How to complete this task: Would you restate the entries below word for word, leaving out the images?

======== Source records

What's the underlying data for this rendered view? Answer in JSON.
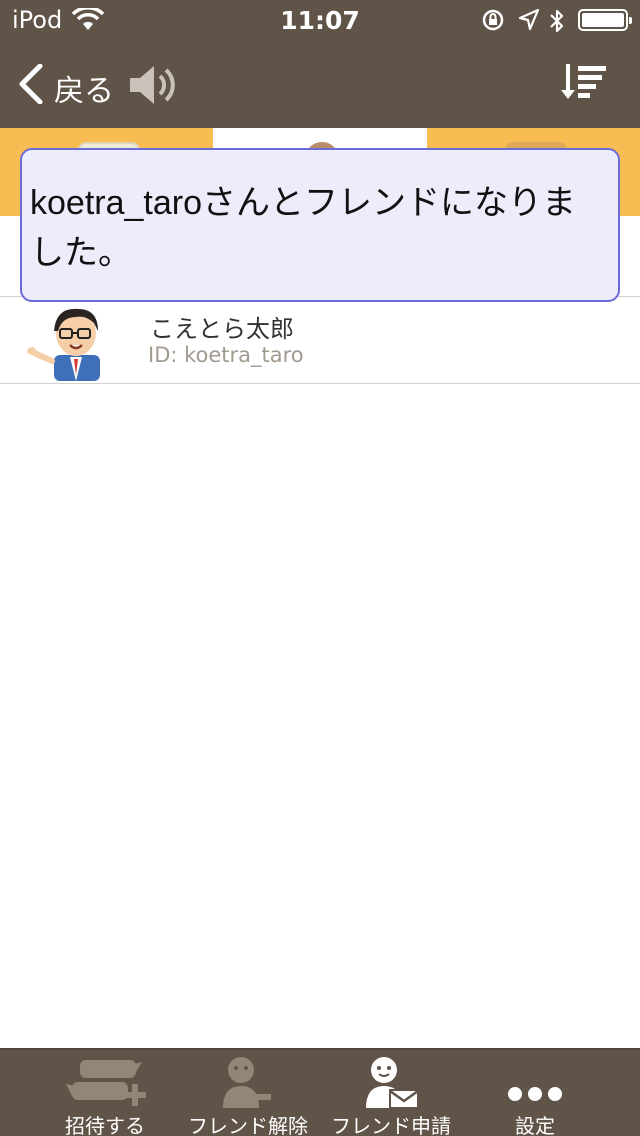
{
  "status_bar": {
    "carrier": "iPod",
    "time": "11:07",
    "icons": [
      "wifi-icon",
      "orientation-lock-icon",
      "location-icon",
      "bluetooth-icon",
      "battery-icon"
    ]
  },
  "nav": {
    "back_label": "戻る",
    "icons": [
      "back-chevron-icon",
      "speaker-icon",
      "sort-icon"
    ]
  },
  "tabs": [
    {
      "icon": "chat-icon",
      "active": false
    },
    {
      "icon": "friends-icon",
      "active": true
    },
    {
      "icon": "folder-icon",
      "active": false
    }
  ],
  "toast": {
    "message": "koetra_taroさんとフレンドになりました。"
  },
  "friends": [
    {
      "name": "こえとら太郎",
      "id_text": "ID: koetra_taro",
      "avatar_icon": "avatar-man-glasses"
    }
  ],
  "toolbar": [
    {
      "label": "招待する",
      "icon": "invite-icon",
      "enabled": false
    },
    {
      "label": "フレンド解除",
      "icon": "remove-friend-icon",
      "enabled": false
    },
    {
      "label": "フレンド申請",
      "icon": "friend-request-icon",
      "enabled": true
    },
    {
      "label": "設定",
      "icon": "more-icon",
      "enabled": true
    }
  ],
  "colors": {
    "bar_brown": "#605347",
    "tab_orange": "#f7bd52",
    "toast_bg": "#ececfa",
    "toast_border": "#6a6bd8",
    "id_gray": "#a29a8f"
  }
}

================

Output of the exercise:
What's the underlying data for this rendered view? Answer in JSON.
{
  "status_bar": {
    "carrier": "iPod",
    "time": "11:07",
    "icons": [
      "wifi-icon",
      "orientation-lock-icon",
      "location-icon",
      "bluetooth-icon",
      "battery-icon"
    ]
  },
  "nav": {
    "back_label": "戻る",
    "icons": [
      "back-chevron-icon",
      "speaker-icon",
      "sort-icon"
    ]
  },
  "tabs": [
    {
      "icon": "chat-icon",
      "active": false
    },
    {
      "icon": "friends-icon",
      "active": true
    },
    {
      "icon": "folder-icon",
      "active": false
    }
  ],
  "toast": {
    "message": "koetra_taroさんとフレンドになりました。"
  },
  "friends": [
    {
      "name": "こえとら太郎",
      "id_text": "ID: koetra_taro",
      "avatar_icon": "avatar-man-glasses"
    }
  ],
  "toolbar": [
    {
      "label": "招待する",
      "icon": "invite-icon",
      "enabled": false
    },
    {
      "label": "フレンド解除",
      "icon": "remove-friend-icon",
      "enabled": false
    },
    {
      "label": "フレンド申請",
      "icon": "friend-request-icon",
      "enabled": true
    },
    {
      "label": "設定",
      "icon": "more-icon",
      "enabled": true
    }
  ],
  "colors": {
    "bar_brown": "#605347",
    "tab_orange": "#f7bd52",
    "toast_bg": "#ececfa",
    "toast_border": "#6a6bd8",
    "id_gray": "#a29a8f"
  }
}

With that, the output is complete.